The CFA charter is a great career enhancer in the right industries and when utilized to it's full potential. Although it is challenging to attain, if you are well prepared it is perfectly possible and will significantly boost your career.
However, don't take it to the extreme. For example, questions by people considering the CFA charter can often start like this: "Hi, I'm so and so, and I'm currently in Industry X, with Y years job experience. Would the CFA get me a job in finance industry Z?"
No. CFA qualification does not equal to a job. Much as I'd like it to.
The CFA is NOT a magic bullet to get you your 'dream job'. No qualification is. That's the whole issue with this thought process - that having more qualifications somehow give you a magical boost in your job search and the offers will start flowing in.
Some qualifications are requirements - that is, you need it before you can apply for a job, just like you probably need a medical degree before you cut someone up on the surgical table. But it certainly does not mean that a job offer comes with the certificate. As far as I know the CFA charter is not a technical requirement for any job - however in many roles in finance it is increasingly common (and preferred) to the point of ubiquity.
That's not to say that the CFA is not worth your time.
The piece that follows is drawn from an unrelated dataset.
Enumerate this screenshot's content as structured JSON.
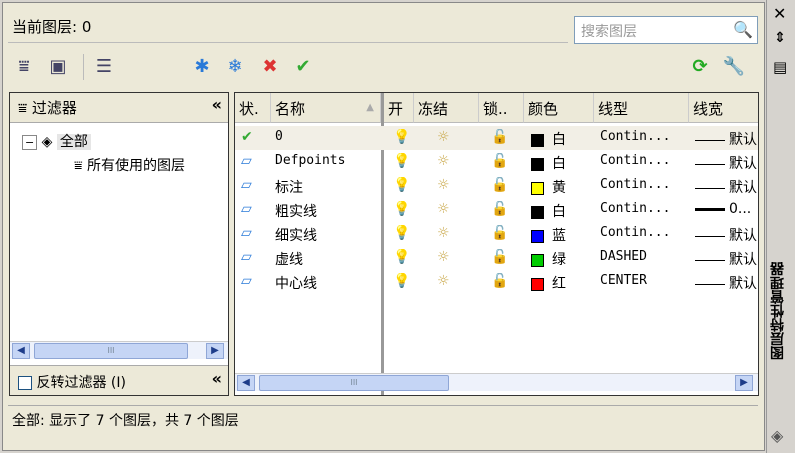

The CFA charter is essentially a testament from the CFA Institute that you have a high level of investment, asset management and ethics knowledge. It is especially relevant in asset & investment management, private wealth, equity research, and sometimes investment banking. I essentially boosted my financial knowledge from newbie to pretty advanced in the space of 3 years, and the CFA exams provided a perfect template to make sure I knew my stuff. So it gives your CV an edge over the others in some cases, and will help your credentials and your work performance. If you're looking to address these, I would absolutely recommend the CFA charter.
But the CFA charter alone is not going to radically change your job hunting results. Trying to get a job by beefing up qualifications is like trying to score at singles' night by having the best damn suit there is. It gets you some initial attention and helps you stand out, but ultimately your personality and charm will have to follow through. No amount of wardrobe tweaking will compensate for that.
The most desired jobs will always be hotly contested. CFA designations are part of the CV arms race (together with Harvard degrees, MBAs and all the rest) and will make you stand out if no one else has them, but in the end networking and acing interviews can be more useful. They are soft skills that some of the more introverted tend to avoid unless absolutely necessary - hence the focus often shifts to getting more qualifications.
It's true that obtaining a CFA charter or an MBA opens up new professional networks & more opportunities, but again your networking skills will be key - without them you're still going to draw empty. Guess what? No one is going to go 'oh, this candidate has a CFA/MBA/whatever, let's just give him the job'.
A version of this article first appeared on 300 hours, a blog which covers CFA exams.